Sometimes we don't see in ourselves those things that unwittingly trip us up. My comment was only meant to draw attention to a possibility of inconsistency.

Thanks for taking the time to reply.

familygregg said...

bhg &co.

ditto to that. what....might....be communicated. and we all have trouble w/that....especially when conversations aren't happening on a cozy couch... face to face...where it's easier to hear hearts.

loooooooove christine.

a Tonggu Momma said...

This evangelical Christian, registered independent, who never before voted for a Democrat, this year voted for Obama. You are not alone. And I do not feel that we sinned.

msicman34 said...

Hey Christine..Thank you for the blog..although I am not a pastors wife..lol..I must say that I totally agree with your views...glad that you had the conviction to post them!

mvaughn said...

Looks like change may be swift, Obama's transition team is listing out executive orders he is currently considering, to enact change without having to wait for congress. On the short list of top considerations, lifting the ban on using foreign aid money to fund abortions overseas.

mvaughn said...

Sorry, hit send too quick on that last post. It was not meant to be a statement, but a call for action. Let your congressmen and local DNC offices know that this is not a good move, and not the change that so many to crossed party lines in support of. If anyone is still manning the Obama campaign sites, go there too.

Fun with the VanVeelens said...

Hmmmm as a Christian and a Republican, I must say I would MUCH rather give to missions myself than to have the government take my money and decide what they want to do with it. Sorry, I don't really agree.

ehsmith1 said...

I just read John Stossel's book "Give me a Break." Though he and I differ a great deal on moral issues, he has a lot to say about helping the poor. And it doesn't have to do with a welfare state. Good read - I highly recommend.

As far as Obama being a Christian, so is McCain, or claims to be. I certainly can't judge either heart. But Obama's clear misunderstanding of scripture (comparing OT liturgical and judicial law to God's timeless moral law) and his condescension to people of faith who "cling to guns and religion" indicate that he is, at best, an immature Christian.

Not that his religion matters much for office. What matters is his record. He has shown, and has promised, to appoint liberal activist judges. They will re-write the constitution, over time. It may be a generation before we see the full effect of this election.

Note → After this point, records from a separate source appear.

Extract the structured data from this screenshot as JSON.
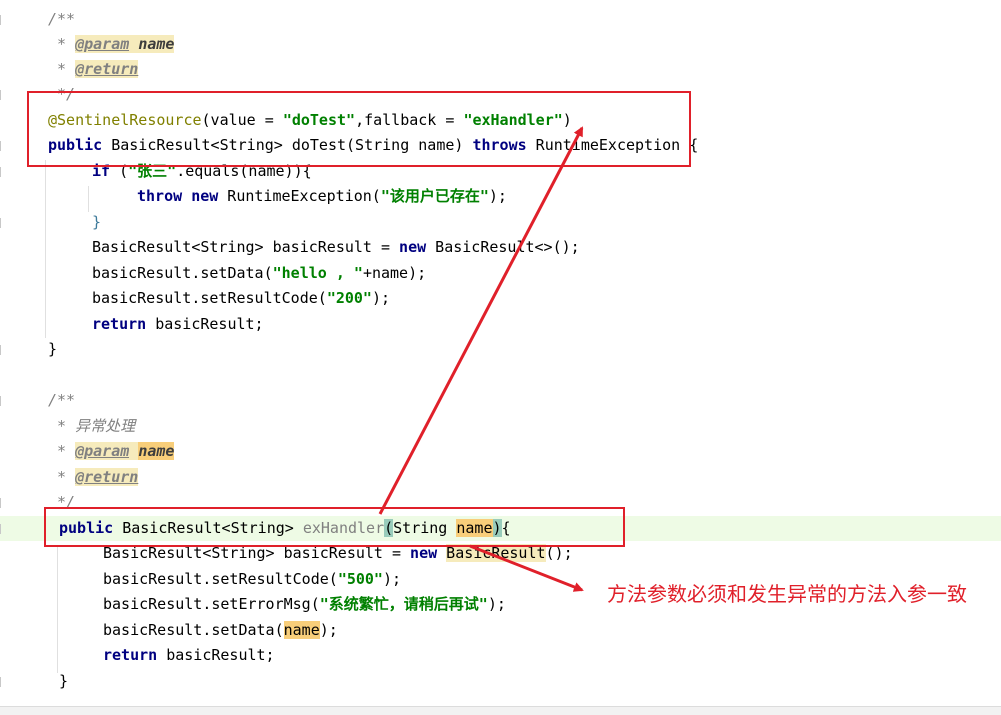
{
  "editor": {
    "lines": {
      "l1": {
        "a": "/**"
      },
      "l2": {
        "a": " * ",
        "tag": "@param",
        "sp": " ",
        "name": "name"
      },
      "l3": {
        "a": " * ",
        "tag": "@return"
      },
      "l4": {
        "a": " */"
      },
      "l5": {
        "ann": "@SentinelResource",
        "p1": "(value = ",
        "s1": "\"doTest\"",
        "p2": ",fallback = ",
        "s2": "\"exHandler\"",
        "p3": ")"
      },
      "l6": {
        "k1": "public",
        "t1": " BasicResult<String> doTest(String name) ",
        "k2": "throws",
        "t2": " RuntimeException {"
      },
      "l7": {
        "k1": "if",
        "t1": " (",
        "s1": "\"张三\"",
        "t2": ".equals(name)){"
      },
      "l8": {
        "k1": "throw",
        "sp": " ",
        "k2": "new",
        "t1": " RuntimeException(",
        "s1": "\"该用户已存在\"",
        "t2": ");"
      },
      "l9": {
        "t1": "}"
      },
      "l10": {
        "t1": "BasicResult<String> basicResult = ",
        "k1": "new",
        "t2": " BasicResult<>();"
      },
      "l11": {
        "t1": "basicResult.setData(",
        "s1": "\"hello , \"",
        "t2": "+name);"
      },
      "l12": {
        "t1": "basicResult.setResultCode(",
        "s1": "\"200\"",
        "t2": ");"
      },
      "l13": {
        "k1": "return",
        "t1": " basicResult;"
      },
      "l14": {
        "t1": "}"
      },
      "l16": {
        "a": "/**"
      },
      "l17": {
        "a": " * 异常处理"
      },
      "l18": {
        "a": " * ",
        "tag": "@param",
        "sp": " ",
        "name": "name"
      },
      "l19": {
        "a": " * ",
        "tag": "@return"
      },
      "l20": {
        "a": " */"
      },
      "l21": {
        "k1": "public",
        "t1": " BasicResult<String> ",
        "fn": "exHandler",
        "b1": "(",
        "t2": "String ",
        "p": "name",
        "b2": ")",
        "t3": "{"
      },
      "l22": {
        "t1": "BasicResult<String> basicResult = ",
        "k1": "new",
        "sp": " ",
        "t2": "BasicResult",
        "t3": "();"
      },
      "l23": {
        "t1": "basicResult.setResultCode(",
        "s1": "\"500\"",
        "t2": ");"
      },
      "l24": {
        "t1": "basicResult.setErrorMsg(",
        "s1": "\"系统繁忙，请稍后再试\"",
        "t2": ");"
      },
      "l25": {
        "t1": "basicResult.setData(",
        "p": "name",
        "t2": ");"
      },
      "l26": {
        "k1": "return",
        "t1": " basicResult;"
      },
      "l27": {
        "t1": "}"
      }
    }
  },
  "annotation": {
    "note": "方法参数必须和发生异常的方法入参一致",
    "color": "#e0202a"
  }
}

And to the gentleman who suggested poor women are forced into abortion because of finances, and the woman who is afraid poor babies will be born and abused, they is lapping up the pro-aborts' favorite punchlines. Those babies can be adopted. Two million requests for adoption go unanswered every single year in the U.S. People who justify a pro-abortion vote always ignore the adoption option.

Obama has promised to sign FOCA. He promised this. FOCA will force faith-based hospitals to perform abortions, and will fund abortions with taxpayer money, and will erase every parental notification and informed consent law in every state in the union. If enslaving the masses in a welfare state is more important to you all than keeping a doctor from impaling a baby in the head, then I guess you made the right choice.

Dana said...

Once there was a Church of Christ pastor's wife that cried as she sat reading a blog post about a Baptist pastor's wife that voted for Obama. Everything written by the Baptist pastor's wife looked oddly familiar. In determining her choice candidate for her vote, the cofc girl read everything she could get her hands on: The constitution, the health care plan, the tax rates during the previous administrations. She felt the need to be fully informed if she was going to vote differently than she had in the past and against so many people that she loved. She felt totally confident in the choice she had made and the vote that she made. But still, reading the Baptist pastor's post made her wonder if it wasn't the reason that she given herself, respect, that made her keep quiet about her voting but rather fear. The CofC Pastor's wife looked to the Baptist Pastor's wife with admiration and gratitude with hopes that she would one day have the same kind of courage.